Third, these first two verses define for us the “good news” that Jesus proclaimed throughout his ministry: “The time is fulfilled, and the kingdom of God has come near; repent, and believe.” Much could be said about this one sentence. But what I find significant for us as 21st century disciples I glean from a single word: repent. This word, repent, connotes so much more than the definition on dictionary.com. Throughout the New Testament, to repent means to turn around. Repentance is the ongoing reorientation of ones life towards God. The continual surrender of self-centeredness in light of the Good News proclaimed through the life of Jesus.
So as Jesus traversed the sea shore in Galilee calling fishermen to follow him, his directive was repentance. His call was, “Surrender your self-centeredness. Surrender your grasp on worldly possessions. Surrender your life to God.”
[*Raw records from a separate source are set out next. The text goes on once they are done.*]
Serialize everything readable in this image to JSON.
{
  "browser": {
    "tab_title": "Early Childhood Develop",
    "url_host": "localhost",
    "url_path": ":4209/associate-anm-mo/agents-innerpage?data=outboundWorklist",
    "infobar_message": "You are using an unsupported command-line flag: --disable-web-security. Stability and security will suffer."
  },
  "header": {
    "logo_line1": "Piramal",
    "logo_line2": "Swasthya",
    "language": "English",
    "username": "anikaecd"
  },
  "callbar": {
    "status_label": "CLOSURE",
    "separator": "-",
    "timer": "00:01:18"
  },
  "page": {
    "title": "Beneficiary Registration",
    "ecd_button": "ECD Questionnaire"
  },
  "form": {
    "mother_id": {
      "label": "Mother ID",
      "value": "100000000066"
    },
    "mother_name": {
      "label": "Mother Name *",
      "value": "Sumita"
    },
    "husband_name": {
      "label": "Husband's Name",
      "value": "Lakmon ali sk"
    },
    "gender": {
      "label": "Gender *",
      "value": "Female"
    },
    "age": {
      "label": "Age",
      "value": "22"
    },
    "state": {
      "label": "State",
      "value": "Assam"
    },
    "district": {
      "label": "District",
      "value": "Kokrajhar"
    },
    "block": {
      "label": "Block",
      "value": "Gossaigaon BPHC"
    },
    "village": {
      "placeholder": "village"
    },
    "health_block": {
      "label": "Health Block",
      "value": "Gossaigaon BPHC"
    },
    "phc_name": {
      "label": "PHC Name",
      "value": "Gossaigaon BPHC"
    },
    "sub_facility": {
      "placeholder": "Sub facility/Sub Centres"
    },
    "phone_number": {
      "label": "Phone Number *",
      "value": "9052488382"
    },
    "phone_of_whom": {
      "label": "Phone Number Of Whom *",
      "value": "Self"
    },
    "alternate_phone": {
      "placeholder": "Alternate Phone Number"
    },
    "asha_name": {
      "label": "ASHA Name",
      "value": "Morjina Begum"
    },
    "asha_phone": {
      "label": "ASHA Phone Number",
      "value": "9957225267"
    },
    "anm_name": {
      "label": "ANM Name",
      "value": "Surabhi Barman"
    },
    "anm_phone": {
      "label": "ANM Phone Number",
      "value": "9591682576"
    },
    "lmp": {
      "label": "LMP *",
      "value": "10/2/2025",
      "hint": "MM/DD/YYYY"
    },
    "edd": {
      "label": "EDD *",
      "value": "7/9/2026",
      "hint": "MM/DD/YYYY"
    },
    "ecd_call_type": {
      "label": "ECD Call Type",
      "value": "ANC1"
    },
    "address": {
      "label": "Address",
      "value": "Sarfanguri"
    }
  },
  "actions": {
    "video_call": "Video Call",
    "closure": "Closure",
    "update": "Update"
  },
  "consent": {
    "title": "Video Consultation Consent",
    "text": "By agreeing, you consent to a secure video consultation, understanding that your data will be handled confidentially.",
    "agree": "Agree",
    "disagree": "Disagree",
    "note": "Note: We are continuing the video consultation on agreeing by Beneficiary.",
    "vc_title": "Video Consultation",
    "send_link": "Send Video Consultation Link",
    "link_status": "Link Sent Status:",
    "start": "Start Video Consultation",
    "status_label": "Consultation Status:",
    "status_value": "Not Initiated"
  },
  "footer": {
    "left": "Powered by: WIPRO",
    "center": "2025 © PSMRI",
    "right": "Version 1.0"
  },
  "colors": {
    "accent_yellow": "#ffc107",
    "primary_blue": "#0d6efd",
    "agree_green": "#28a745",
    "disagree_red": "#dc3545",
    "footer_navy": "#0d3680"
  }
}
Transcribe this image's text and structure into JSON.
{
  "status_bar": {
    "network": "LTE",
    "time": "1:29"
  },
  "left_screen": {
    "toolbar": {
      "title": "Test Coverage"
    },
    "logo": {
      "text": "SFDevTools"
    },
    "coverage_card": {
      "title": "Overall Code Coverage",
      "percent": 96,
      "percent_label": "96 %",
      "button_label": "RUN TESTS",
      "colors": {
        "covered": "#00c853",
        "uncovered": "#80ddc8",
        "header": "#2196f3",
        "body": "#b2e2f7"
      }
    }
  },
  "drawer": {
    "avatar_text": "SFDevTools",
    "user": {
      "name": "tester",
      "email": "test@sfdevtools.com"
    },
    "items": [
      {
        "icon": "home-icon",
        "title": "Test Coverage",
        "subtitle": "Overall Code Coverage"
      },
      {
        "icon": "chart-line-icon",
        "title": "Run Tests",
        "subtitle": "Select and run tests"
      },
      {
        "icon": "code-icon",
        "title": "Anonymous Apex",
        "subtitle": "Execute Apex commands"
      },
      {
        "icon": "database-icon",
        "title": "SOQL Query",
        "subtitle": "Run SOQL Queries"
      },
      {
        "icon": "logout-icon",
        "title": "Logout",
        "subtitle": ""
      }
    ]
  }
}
After looking closely at this passage, I am no more comfortable than when I began. Discipleship is difficult. Discipleship comes at a cost. To surrender ones life to God may not look like literally, leaving everything, immediately, to follow Jesus. But our call is no less radical than that of Simon, Andrew, James, and John. Surrender, reorientation, transformation, change – are hard.
God calls all of us, regular people, to repent. To surrender everything we hold onto so tightly: our income, our relationships, our jobs, the success and material happiness we grapple for on a daily basis. In the midst of a culture that pressures us to produce more, buy more, spend more, and have more, Christians are called to surrender.
To surrender may not look like selling all you own, but it does mean holding what you have lightly. To surrender is to realize again and again that all we have belongs to God. To live generously. To give our whole-selves.
The good news in the midst of this uncomfortable passage is that we are not called alone. Like the first disciples we are called to this work as part of a Christian community. The call is urgent. The call is serious. The call is difficult. And we have the rest of our lives to practice. Amen.
Photo: An artistic representation of Mark 1:14-20 created for my Homiletics class. Photo Credit: Richard Allred